■ Your goal:
Across all the records below, how many lines contain "true"? Respond with only the number.

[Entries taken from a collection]
──────

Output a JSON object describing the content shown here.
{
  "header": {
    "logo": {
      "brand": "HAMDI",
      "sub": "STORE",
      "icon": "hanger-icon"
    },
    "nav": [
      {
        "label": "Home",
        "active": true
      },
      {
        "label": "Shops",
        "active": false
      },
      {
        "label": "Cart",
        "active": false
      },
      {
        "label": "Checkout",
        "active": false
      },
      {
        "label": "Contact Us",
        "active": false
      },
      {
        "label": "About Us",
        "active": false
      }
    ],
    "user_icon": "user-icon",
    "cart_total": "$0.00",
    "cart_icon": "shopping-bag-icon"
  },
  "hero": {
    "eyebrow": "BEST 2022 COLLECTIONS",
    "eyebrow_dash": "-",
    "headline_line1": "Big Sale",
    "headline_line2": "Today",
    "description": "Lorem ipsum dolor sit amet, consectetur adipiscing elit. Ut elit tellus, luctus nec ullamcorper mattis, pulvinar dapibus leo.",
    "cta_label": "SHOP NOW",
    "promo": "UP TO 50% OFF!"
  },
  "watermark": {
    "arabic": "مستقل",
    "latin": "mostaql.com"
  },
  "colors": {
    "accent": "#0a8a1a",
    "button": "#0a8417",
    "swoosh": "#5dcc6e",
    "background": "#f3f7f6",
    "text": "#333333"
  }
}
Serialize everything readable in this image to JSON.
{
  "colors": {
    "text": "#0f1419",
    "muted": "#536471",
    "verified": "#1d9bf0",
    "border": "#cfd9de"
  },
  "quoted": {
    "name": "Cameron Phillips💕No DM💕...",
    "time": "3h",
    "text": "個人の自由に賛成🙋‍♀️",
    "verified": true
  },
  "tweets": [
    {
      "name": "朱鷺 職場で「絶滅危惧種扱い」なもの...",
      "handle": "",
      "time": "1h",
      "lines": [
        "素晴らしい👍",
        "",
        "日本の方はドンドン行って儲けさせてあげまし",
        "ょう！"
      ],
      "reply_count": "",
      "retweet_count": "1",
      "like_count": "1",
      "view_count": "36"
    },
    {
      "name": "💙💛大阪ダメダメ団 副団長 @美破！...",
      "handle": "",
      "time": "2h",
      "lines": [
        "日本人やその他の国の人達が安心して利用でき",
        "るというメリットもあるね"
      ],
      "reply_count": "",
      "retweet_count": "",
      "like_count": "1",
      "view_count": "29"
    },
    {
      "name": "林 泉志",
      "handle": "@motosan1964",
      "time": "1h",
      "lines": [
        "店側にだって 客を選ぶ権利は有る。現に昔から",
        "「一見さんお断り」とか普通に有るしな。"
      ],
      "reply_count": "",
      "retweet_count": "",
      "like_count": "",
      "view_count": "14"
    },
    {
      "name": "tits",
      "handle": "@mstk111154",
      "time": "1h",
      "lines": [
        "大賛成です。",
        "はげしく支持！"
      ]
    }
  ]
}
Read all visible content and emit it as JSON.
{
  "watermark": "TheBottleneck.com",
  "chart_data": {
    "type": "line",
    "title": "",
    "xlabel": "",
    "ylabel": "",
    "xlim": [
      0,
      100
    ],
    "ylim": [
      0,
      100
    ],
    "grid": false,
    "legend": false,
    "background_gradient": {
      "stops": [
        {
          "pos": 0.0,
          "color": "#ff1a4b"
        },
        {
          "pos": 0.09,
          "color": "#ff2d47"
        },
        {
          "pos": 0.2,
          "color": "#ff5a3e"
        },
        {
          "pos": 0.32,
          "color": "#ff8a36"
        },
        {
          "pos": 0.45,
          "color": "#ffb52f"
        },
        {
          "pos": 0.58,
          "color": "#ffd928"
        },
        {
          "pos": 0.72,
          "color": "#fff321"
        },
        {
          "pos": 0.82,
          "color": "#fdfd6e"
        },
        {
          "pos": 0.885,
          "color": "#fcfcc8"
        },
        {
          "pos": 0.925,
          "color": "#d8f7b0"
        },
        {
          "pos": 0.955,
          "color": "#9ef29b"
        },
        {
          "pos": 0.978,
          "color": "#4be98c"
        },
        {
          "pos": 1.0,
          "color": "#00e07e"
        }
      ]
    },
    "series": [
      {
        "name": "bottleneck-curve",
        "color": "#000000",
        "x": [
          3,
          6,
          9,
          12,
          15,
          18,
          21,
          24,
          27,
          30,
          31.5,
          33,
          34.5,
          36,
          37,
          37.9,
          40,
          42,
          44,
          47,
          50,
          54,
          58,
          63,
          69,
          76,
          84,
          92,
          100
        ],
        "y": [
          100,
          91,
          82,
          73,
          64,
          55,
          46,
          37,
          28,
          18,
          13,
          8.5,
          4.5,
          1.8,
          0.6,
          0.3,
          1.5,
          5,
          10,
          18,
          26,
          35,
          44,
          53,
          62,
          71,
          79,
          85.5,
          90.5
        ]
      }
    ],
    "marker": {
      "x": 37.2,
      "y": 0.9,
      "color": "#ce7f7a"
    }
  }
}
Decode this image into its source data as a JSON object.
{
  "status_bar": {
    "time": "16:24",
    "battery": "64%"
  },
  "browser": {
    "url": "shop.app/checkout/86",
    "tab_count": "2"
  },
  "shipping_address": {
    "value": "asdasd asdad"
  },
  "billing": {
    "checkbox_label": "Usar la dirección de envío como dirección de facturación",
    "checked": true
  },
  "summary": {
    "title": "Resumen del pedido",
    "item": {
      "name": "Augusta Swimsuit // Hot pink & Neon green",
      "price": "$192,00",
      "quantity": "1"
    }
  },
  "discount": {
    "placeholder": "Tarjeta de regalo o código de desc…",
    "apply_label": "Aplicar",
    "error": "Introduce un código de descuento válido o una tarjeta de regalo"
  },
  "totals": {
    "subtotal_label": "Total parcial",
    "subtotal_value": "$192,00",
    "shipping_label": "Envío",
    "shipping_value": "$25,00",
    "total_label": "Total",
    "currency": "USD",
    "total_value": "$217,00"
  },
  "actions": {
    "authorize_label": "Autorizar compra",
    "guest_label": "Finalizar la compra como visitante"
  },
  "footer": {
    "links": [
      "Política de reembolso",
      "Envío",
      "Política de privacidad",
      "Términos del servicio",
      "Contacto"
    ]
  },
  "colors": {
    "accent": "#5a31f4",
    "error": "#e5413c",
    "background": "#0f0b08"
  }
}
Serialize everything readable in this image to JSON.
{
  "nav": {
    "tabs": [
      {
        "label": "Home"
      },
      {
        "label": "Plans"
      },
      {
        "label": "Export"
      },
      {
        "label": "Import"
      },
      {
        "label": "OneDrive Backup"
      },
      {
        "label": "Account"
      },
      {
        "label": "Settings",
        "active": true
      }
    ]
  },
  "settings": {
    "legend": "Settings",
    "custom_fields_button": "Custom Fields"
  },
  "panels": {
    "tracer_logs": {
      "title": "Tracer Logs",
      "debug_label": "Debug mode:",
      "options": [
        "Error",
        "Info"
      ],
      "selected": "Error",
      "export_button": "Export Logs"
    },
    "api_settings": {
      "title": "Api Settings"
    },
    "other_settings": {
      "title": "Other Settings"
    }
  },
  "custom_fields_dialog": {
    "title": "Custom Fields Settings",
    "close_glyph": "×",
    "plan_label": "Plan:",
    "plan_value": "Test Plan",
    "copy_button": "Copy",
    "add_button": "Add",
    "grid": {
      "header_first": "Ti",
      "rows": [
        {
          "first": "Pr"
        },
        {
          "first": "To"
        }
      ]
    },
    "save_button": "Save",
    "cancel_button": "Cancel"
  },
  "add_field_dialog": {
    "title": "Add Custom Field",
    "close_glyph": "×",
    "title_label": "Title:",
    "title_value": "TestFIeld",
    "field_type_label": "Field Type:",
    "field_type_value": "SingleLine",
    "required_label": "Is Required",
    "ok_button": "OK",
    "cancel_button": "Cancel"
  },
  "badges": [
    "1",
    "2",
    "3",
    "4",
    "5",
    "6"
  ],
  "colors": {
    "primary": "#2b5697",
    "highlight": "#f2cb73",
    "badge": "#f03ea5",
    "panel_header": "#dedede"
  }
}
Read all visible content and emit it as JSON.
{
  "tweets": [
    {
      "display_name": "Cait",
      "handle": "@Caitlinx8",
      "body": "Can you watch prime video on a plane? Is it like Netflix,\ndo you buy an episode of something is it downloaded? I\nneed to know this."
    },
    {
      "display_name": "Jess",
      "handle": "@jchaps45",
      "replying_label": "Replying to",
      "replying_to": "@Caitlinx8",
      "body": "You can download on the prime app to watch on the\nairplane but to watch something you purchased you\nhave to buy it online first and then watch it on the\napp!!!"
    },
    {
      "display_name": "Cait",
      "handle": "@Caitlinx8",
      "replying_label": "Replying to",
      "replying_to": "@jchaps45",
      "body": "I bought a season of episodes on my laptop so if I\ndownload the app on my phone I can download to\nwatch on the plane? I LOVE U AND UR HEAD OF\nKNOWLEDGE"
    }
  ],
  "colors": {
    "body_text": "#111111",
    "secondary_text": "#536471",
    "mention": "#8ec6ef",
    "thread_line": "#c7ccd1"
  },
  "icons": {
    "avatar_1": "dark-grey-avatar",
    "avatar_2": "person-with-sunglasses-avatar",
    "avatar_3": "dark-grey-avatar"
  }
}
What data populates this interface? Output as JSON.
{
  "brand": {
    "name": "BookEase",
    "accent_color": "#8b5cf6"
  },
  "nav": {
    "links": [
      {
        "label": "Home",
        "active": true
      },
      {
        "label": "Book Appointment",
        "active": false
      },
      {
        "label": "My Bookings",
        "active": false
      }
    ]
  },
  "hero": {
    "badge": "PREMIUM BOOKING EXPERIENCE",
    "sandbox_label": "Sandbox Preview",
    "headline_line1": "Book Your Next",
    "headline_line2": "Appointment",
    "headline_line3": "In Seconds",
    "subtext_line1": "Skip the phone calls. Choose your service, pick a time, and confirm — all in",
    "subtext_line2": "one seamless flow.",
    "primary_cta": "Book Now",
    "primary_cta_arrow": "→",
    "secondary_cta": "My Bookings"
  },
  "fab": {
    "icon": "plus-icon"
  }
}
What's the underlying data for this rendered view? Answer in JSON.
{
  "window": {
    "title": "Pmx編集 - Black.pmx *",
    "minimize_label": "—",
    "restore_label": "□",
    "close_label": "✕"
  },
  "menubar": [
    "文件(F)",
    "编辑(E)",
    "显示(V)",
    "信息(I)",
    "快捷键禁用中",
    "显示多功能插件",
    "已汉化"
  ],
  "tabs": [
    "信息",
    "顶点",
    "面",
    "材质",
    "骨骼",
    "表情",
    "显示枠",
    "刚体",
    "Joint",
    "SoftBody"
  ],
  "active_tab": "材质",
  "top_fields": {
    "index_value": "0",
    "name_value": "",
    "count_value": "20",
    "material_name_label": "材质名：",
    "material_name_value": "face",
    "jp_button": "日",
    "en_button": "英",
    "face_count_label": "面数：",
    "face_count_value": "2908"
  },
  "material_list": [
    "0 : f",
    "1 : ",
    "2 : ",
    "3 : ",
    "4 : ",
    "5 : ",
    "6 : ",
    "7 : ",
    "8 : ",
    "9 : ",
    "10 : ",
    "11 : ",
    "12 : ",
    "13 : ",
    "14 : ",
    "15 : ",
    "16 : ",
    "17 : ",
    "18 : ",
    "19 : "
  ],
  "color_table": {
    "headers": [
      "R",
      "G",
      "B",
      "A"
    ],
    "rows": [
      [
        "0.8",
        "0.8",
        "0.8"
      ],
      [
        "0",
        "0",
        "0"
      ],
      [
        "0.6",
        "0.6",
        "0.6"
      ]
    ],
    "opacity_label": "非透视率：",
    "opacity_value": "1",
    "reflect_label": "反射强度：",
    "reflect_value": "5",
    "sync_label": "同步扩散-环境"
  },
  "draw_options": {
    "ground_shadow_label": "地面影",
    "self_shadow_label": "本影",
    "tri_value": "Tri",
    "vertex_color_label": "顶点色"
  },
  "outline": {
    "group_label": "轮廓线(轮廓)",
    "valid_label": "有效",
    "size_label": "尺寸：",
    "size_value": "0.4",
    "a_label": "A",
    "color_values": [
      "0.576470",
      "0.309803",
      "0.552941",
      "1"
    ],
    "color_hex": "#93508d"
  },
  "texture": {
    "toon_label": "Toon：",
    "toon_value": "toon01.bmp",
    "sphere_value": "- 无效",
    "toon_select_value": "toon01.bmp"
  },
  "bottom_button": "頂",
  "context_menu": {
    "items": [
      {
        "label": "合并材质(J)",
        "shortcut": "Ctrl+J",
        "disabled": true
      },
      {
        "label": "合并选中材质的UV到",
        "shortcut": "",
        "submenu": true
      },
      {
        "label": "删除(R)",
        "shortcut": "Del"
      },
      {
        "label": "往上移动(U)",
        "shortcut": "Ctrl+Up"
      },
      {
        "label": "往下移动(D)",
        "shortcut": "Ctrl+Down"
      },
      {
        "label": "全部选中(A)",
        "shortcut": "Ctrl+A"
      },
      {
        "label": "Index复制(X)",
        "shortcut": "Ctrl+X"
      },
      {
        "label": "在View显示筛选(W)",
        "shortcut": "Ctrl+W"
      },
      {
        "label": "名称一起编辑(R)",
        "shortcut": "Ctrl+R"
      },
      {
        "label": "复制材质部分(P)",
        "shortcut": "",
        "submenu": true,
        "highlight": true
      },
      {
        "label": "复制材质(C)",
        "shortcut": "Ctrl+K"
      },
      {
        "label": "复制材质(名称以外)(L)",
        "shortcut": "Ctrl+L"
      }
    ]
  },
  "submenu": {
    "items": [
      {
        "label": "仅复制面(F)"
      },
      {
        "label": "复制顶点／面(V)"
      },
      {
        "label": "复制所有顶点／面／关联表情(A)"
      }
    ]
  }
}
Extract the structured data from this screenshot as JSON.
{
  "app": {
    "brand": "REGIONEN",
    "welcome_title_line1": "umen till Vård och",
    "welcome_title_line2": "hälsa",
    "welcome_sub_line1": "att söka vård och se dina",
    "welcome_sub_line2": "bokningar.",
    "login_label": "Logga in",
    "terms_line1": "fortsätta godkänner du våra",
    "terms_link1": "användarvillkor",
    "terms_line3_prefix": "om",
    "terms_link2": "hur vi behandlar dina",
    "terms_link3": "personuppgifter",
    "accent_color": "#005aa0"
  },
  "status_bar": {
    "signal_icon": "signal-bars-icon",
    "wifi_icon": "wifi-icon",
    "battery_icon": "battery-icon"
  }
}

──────

■ Final answer:
9